§ **GOAL OF THE EXERCISE**: Exact copies of all entries are expected.

§ **PROVIDED DATA**:
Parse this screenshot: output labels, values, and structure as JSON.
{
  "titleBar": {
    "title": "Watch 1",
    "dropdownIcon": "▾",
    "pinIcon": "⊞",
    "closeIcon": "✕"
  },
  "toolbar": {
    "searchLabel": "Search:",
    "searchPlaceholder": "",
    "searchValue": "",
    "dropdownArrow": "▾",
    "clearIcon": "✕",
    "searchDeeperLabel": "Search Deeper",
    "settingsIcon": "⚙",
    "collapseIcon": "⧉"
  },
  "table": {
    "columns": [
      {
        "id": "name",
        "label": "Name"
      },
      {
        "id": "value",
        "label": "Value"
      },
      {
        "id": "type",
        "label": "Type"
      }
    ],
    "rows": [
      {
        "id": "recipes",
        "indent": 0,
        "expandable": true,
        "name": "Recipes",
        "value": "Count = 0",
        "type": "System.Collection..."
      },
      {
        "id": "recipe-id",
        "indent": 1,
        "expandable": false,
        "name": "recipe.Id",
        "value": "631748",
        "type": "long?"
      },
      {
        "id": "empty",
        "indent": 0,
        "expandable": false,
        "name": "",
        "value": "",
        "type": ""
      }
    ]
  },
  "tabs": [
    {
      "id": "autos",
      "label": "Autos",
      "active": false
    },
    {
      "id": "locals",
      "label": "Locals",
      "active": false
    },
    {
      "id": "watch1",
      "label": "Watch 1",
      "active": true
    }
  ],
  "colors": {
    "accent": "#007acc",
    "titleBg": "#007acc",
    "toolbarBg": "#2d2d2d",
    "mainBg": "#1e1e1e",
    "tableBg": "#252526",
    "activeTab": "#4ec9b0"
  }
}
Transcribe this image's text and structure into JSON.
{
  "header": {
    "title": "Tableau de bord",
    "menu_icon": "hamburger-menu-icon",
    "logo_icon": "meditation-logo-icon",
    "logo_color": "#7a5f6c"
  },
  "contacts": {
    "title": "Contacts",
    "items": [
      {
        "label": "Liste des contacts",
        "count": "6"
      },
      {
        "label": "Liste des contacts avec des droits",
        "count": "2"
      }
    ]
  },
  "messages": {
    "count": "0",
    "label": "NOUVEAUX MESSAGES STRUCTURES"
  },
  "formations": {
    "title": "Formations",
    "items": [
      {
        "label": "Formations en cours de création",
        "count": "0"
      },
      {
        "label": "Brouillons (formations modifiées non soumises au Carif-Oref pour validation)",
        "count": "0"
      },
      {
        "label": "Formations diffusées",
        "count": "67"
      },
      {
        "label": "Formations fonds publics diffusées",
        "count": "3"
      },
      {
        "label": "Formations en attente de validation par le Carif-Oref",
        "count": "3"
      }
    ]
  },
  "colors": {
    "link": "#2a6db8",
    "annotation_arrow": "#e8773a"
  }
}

§ **TASK SOLUTION**:
Parse this screenshot: output labels, values, and structure as JSON.
{
  "titleBar": {
    "title": "Watch 1",
    "dropdownIcon": "▾",
    "pinIcon": "⊞",
    "closeIcon": "✕"
  },
  "toolbar": {
    "searchLabel": "Search:",
    "searchPlaceholder": "",
    "searchValue": "",
    "dropdownArrow": "▾",
    "clearIcon": "✕",
    "searchDeeperLabel": "Search Deeper",
    "settingsIcon": "⚙",
    "collapseIcon": "⧉"
  },
  "table": {
    "columns": [
      {
        "id": "name",
        "label": "Name"
      },
      {
        "id": "value",
        "label": "Value"
      },
      {
        "id": "type",
        "label": "Type"
      }
    ],
    "rows": [
      {
        "id": "recipes",
        "indent": 0,
        "expandable": true,
        "name": "Recipes",
        "value": "Count = 0",
        "type": "System.Collection..."
      },
      {
        "id": "recipe-id",
        "indent": 1,
        "expandable": false,
        "name": "recipe.Id",
        "value": "631748",
        "type": "long?"
      },
      {
        "id": "empty",
        "indent": 0,
        "expandable": false,
        "name": "",
        "value": "",
        "type": ""
      }
    ]
  },
  "tabs": [
    {
      "id": "autos",
      "label": "Autos",
      "active": false
    },
    {
      "id": "locals",
      "label": "Locals",
      "active": false
    },
    {
      "id": "watch1",
      "label": "Watch 1",
      "active": true
    }
  ],
  "colors": {
    "accent": "#007acc",
    "titleBg": "#007acc",
    "toolbarBg": "#2d2d2d",
    "mainBg": "#1e1e1e",
    "tableBg": "#252526",
    "activeTab": "#4ec9b0"
  }
}
Transcribe this image's text and structure into JSON.
{
  "header": {
    "title": "Tableau de bord",
    "menu_icon": "hamburger-menu-icon",
    "logo_icon": "meditation-logo-icon",
    "logo_color": "#7a5f6c"
  },
  "contacts": {
    "title": "Contacts",
    "items": [
      {
        "label": "Liste des contacts",
        "count": "6"
      },
      {
        "label": "Liste des contacts avec des droits",
        "count": "2"
      }
    ]
  },
  "messages": {
    "count": "0",
    "label": "NOUVEAUX MESSAGES STRUCTURES"
  },
  "formations": {
    "title": "Formations",
    "items": [
      {
        "label": "Formations en cours de création",
        "count": "0"
      },
      {
        "label": "Brouillons (formations modifiées non soumises au Carif-Oref pour validation)",
        "count": "0"
      },
      {
        "label": "Formations diffusées",
        "count": "67"
      },
      {
        "label": "Formations fonds publics diffusées",
        "count": "3"
      },
      {
        "label": "Formations en attente de validation par le Carif-Oref",
        "count": "3"
      }
    ]
  },
  "colors": {
    "link": "#2a6db8",
    "annotation_arrow": "#e8773a"
  }
}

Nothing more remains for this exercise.